Want your head to hurt? Spend approximately 59 minutes with TalkMonster and WonderMess.
To be fair, Superwoman had it coming. It was a cold Monday, the air holding the scent of winter in its breeze. Superwoman woke up in the dark and couldn’t bear to exercise, so she threw on a sweater and some cheap moccasins, did the leftover dishes, walked one kid to the bus stop and celebrated the other’s urine in the toilet, then came back from the preschool drop off to settle into work. She also paid bills (a perilous task) and ate a fat bagel with pizza sauce and cheese. She did more laundry, sort of, if you count putting something on a second spin cycle and leaving the other clothes in the dryer all day. Oh, and she ran the dishwasher, too, but failed to empty it. Butternut squash-corn soup her husband made is still sitting in a pot at the back of the stove.
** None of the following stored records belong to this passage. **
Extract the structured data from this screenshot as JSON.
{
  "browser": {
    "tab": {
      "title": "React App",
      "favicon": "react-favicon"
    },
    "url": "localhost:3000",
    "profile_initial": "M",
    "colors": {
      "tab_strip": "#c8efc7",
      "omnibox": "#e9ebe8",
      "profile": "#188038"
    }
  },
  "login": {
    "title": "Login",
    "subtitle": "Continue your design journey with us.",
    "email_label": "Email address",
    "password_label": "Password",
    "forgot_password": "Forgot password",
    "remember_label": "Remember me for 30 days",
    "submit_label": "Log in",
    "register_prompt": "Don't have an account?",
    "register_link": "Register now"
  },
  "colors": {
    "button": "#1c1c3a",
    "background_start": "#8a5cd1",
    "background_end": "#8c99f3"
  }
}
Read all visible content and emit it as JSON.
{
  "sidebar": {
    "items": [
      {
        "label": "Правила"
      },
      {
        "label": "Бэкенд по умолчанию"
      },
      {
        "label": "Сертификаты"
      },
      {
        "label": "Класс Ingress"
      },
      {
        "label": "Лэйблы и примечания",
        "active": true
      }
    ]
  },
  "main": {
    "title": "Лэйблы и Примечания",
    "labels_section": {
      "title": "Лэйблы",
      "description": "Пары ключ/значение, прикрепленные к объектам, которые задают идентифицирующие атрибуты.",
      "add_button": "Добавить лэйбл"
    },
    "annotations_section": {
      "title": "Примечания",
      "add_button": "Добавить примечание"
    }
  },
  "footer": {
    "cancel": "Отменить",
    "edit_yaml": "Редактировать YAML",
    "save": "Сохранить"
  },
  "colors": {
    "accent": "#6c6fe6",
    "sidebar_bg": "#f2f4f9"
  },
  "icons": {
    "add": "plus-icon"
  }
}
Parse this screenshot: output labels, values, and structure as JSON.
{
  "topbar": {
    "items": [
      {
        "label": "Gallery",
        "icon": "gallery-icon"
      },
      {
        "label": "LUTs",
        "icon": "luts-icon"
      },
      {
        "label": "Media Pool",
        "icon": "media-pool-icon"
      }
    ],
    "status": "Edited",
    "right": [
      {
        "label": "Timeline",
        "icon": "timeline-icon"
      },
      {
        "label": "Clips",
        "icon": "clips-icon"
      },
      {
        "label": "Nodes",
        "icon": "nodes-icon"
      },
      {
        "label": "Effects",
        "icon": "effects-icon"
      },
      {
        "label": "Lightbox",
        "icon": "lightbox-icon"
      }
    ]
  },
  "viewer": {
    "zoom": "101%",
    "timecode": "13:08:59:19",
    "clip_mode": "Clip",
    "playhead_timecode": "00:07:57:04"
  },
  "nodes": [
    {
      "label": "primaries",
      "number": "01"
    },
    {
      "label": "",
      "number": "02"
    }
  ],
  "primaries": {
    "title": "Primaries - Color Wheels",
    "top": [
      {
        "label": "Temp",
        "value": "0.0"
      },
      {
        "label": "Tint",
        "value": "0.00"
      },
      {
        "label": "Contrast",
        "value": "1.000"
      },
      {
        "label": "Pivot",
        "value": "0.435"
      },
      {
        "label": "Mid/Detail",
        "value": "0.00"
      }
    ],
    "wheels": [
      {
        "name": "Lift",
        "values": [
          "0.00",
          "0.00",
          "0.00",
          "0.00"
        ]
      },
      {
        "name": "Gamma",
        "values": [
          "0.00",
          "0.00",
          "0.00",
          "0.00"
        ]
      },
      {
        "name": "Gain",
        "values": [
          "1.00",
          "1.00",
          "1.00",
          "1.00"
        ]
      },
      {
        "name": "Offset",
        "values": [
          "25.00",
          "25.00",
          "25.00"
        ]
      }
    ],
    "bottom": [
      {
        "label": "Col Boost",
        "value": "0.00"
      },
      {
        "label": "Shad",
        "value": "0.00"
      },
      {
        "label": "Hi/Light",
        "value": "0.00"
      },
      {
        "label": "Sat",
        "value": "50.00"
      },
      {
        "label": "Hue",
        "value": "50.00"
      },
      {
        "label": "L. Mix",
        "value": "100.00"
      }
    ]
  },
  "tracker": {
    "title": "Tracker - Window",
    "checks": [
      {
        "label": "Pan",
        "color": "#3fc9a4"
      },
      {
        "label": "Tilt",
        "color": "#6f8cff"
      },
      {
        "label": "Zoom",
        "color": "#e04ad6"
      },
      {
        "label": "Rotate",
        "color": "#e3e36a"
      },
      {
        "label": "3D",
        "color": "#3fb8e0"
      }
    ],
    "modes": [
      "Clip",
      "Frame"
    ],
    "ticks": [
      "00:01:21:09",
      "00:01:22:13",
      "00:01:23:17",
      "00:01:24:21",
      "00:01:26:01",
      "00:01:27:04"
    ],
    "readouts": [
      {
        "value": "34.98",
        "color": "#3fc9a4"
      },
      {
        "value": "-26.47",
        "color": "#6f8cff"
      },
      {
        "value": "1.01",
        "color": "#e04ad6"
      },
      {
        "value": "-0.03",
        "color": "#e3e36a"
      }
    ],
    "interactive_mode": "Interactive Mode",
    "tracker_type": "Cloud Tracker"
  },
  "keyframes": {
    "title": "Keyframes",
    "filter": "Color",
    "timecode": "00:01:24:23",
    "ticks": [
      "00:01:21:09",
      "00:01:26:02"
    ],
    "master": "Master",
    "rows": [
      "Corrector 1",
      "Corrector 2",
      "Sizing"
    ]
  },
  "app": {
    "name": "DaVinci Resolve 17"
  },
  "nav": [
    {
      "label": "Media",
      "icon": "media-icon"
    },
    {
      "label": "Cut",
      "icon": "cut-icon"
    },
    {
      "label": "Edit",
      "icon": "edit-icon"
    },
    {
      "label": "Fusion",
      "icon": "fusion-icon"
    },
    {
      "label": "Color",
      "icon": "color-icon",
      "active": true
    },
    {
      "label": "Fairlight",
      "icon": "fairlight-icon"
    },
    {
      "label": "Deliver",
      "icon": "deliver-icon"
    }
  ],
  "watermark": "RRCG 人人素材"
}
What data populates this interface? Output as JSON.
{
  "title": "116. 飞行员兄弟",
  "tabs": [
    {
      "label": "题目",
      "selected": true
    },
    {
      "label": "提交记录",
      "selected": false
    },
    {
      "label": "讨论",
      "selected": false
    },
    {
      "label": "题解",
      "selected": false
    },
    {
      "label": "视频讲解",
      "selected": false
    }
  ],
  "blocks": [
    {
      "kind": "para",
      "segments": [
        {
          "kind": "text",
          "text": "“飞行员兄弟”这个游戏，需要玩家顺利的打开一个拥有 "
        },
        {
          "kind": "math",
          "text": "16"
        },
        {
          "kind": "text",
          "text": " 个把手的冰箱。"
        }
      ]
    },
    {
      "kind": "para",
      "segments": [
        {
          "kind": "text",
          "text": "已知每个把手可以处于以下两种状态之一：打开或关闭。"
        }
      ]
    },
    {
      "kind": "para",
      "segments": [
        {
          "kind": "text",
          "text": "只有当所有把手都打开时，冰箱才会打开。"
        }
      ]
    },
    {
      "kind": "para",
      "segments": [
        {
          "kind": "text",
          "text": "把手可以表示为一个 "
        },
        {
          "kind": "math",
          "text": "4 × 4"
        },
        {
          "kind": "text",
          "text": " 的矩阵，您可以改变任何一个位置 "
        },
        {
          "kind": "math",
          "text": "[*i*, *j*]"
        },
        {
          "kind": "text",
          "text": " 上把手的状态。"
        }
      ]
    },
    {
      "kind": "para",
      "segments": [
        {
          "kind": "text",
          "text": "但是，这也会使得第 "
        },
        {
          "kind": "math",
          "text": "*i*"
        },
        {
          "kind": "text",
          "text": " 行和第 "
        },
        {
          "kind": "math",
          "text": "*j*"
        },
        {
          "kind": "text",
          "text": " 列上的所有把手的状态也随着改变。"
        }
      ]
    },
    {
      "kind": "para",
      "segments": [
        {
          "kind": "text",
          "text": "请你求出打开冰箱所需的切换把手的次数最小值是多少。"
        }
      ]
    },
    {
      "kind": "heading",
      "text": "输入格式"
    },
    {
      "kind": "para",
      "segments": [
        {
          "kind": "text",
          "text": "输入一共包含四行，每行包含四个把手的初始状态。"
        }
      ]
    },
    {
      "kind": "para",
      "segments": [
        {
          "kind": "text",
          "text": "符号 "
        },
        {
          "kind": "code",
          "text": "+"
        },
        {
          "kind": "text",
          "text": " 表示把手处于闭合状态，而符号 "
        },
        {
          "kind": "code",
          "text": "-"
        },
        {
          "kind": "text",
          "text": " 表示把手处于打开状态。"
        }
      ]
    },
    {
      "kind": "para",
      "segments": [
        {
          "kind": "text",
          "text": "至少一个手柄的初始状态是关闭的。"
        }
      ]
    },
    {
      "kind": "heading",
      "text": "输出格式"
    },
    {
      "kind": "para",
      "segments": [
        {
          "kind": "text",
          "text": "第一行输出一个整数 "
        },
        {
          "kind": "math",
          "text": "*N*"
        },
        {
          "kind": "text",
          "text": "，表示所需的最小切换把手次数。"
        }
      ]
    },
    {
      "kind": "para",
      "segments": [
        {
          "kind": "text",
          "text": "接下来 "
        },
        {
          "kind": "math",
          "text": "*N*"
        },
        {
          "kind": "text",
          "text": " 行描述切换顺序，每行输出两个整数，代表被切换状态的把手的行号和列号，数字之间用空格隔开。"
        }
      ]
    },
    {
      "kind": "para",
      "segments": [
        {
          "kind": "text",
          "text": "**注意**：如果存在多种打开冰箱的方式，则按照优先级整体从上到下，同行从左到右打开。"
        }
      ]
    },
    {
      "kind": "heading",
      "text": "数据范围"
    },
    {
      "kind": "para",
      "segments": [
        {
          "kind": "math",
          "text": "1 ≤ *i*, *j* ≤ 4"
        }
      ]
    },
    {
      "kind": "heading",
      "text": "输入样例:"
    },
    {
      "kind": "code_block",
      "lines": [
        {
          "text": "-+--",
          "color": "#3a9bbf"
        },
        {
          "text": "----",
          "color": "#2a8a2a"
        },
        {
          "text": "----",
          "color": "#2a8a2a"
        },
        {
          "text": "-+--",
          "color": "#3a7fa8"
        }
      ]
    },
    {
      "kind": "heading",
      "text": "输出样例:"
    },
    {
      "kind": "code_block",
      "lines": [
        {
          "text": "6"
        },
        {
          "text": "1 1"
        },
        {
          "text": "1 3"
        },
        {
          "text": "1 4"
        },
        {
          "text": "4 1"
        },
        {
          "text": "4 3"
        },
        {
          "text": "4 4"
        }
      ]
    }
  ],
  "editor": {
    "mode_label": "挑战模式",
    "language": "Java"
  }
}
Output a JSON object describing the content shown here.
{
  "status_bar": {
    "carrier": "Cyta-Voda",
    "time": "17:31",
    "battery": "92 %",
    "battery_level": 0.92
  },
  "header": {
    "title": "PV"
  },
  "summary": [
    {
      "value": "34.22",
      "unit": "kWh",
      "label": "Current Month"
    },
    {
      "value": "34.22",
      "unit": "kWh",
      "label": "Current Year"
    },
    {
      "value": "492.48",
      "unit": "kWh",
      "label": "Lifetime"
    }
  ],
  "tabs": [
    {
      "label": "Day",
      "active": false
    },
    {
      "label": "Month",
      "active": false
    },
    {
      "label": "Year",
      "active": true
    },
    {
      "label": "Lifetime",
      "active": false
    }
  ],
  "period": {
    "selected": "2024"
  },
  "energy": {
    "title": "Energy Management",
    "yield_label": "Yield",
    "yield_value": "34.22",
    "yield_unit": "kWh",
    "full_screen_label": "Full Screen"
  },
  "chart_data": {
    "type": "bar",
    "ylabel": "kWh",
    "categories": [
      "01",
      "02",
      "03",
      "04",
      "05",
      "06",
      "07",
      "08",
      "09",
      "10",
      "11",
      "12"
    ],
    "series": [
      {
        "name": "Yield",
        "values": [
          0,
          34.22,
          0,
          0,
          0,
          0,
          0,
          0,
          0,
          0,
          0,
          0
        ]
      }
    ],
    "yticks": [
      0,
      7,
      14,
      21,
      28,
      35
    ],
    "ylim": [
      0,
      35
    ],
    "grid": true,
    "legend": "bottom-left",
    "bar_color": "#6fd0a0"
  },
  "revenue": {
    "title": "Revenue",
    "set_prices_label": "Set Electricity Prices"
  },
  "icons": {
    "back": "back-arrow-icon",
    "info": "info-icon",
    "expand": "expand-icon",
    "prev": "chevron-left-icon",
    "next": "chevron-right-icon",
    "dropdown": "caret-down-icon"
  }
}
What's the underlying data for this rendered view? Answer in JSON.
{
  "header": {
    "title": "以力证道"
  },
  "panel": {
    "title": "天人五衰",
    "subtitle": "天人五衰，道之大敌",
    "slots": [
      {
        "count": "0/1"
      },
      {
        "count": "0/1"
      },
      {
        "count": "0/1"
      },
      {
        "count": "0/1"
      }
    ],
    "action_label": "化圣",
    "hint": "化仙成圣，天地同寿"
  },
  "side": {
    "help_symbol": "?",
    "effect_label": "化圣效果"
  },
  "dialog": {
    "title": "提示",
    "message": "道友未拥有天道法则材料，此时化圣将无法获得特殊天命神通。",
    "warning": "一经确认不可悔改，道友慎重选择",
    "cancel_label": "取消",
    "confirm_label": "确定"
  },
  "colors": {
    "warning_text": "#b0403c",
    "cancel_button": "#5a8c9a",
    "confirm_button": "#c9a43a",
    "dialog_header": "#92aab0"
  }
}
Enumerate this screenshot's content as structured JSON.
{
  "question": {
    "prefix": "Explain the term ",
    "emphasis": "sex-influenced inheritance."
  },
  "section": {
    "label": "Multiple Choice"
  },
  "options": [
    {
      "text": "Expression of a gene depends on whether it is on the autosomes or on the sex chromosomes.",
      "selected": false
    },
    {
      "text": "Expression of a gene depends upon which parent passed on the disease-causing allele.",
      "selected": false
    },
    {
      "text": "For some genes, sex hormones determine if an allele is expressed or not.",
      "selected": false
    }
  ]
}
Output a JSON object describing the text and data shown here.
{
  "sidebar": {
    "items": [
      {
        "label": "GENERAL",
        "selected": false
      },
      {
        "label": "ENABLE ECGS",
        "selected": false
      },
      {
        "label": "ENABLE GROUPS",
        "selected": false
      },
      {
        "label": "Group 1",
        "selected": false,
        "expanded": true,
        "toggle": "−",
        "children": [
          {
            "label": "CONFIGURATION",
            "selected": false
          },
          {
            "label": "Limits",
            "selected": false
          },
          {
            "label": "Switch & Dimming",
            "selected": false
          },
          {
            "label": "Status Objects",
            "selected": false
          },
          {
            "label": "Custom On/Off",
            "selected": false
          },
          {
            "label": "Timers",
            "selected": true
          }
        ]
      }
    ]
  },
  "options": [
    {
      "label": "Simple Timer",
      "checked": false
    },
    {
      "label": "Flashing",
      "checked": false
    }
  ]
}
But getting back to the head hurting part. The house was cold, the fireplace not yet ignited. When she tried to turn it to “go” for the season, rereading the warnings on the fake logs pamphlet, she worried she’d blow herself and TalkMonster up. That scene, in fact, was frighteningly vivid behind her third eye, so she gave up and took two aspirin, tried to elicit the story behind why TalkMonster thought he hurt his friend’s feelings (“I feel like I’m the baddest kid in the whole school”), and then went to pick up WonderMess, whose red hair was tangled in knots that really require visual images to appreciate.
SuperWoman doesn’t feel like uploading those for you.
Around 5 p.m., only an hour after he returned home from school, TalkMonster asked a lot of wicked questions in the car. About death. About Heaven. About what the people know about Heaven before they’re sent there. About whether people are allowed to come back. About how he wishes none of us ever had to go to Heaven.
SuperWoman tried to explain that all things die, but that didn’t seem like the right thing to tell a five-year-old. So she did the next best thing. She bought a latte and something chocolate and let the kids sit in the driveway, pretending to drive the car. It was not wise to get a latte right before dinner, but the wine she’d consume by the gulp-fuls, she figured, would counteract the caffeine.
And there needs to be something, something in this life to take away the pain and the weariness and the heartbreak of telling your children hard truths.
Today, that something came in the form of a paper cup with whipped cream.